Your instructions → Repeat the entries below exactly, missing none.

Given information →
****
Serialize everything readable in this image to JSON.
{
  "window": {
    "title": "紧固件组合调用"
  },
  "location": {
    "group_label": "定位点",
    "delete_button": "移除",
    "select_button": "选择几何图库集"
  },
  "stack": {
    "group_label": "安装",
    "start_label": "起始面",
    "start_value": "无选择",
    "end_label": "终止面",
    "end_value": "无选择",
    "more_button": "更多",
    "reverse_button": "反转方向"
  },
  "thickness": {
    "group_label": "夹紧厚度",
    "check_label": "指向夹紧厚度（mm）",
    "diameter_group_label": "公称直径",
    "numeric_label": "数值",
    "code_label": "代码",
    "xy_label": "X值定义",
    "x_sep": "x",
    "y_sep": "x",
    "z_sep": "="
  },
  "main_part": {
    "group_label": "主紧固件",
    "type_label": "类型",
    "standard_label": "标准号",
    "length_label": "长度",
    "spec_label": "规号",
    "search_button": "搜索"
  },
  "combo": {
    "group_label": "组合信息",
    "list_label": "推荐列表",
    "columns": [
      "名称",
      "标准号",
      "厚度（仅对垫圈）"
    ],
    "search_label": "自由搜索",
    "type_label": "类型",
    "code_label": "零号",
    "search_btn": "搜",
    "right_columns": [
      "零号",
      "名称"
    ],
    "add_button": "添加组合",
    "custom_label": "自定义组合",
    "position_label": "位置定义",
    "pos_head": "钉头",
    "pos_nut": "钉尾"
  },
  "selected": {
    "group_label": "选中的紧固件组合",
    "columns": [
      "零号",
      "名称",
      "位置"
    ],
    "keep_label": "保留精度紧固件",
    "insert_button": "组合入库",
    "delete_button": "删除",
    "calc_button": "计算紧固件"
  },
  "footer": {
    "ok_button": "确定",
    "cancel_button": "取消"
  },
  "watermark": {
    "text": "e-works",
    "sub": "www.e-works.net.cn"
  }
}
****
Response box →
Serialize everything readable in this image to JSON.
{
  "window": {
    "title": "紧固件组合调用"
  },
  "location": {
    "group_label": "定位点",
    "delete_button": "移除",
    "select_button": "选择几何图库集"
  },
  "stack": {
    "group_label": "安装",
    "start_label": "起始面",
    "start_value": "无选择",
    "end_label": "终止面",
    "end_value": "无选择",
    "more_button": "更多",
    "reverse_button": "反转方向"
  },
  "thickness": {
    "group_label": "夹紧厚度",
    "check_label": "指向夹紧厚度（mm）",
    "diameter_group_label": "公称直径",
    "numeric_label": "数值",
    "code_label": "代码",
    "xy_label": "X值定义",
    "x_sep": "x",
    "y_sep": "x",
    "z_sep": "="
  },
  "main_part": {
    "group_label": "主紧固件",
    "type_label": "类型",
    "standard_label": "标准号",
    "length_label": "长度",
    "spec_label": "规号",
    "search_button": "搜索"
  },
  "combo": {
    "group_label": "组合信息",
    "list_label": "推荐列表",
    "columns": [
      "名称",
      "标准号",
      "厚度（仅对垫圈）"
    ],
    "search_label": "自由搜索",
    "type_label": "类型",
    "code_label": "零号",
    "search_btn": "搜",
    "right_columns": [
      "零号",
      "名称"
    ],
    "add_button": "添加组合",
    "custom_label": "自定义组合",
    "position_label": "位置定义",
    "pos_head": "钉头",
    "pos_nut": "钉尾"
  },
  "selected": {
    "group_label": "选中的紧固件组合",
    "columns": [
      "零号",
      "名称",
      "位置"
    ],
    "keep_label": "保留精度紧固件",
    "insert_button": "组合入库",
    "delete_button": "删除",
    "calc_button": "计算紧固件"
  },
  "footer": {
    "ok_button": "确定",
    "cancel_button": "取消"
  },
  "watermark": {
    "text": "e-works",
    "sub": "www.e-works.net.cn"
  }
}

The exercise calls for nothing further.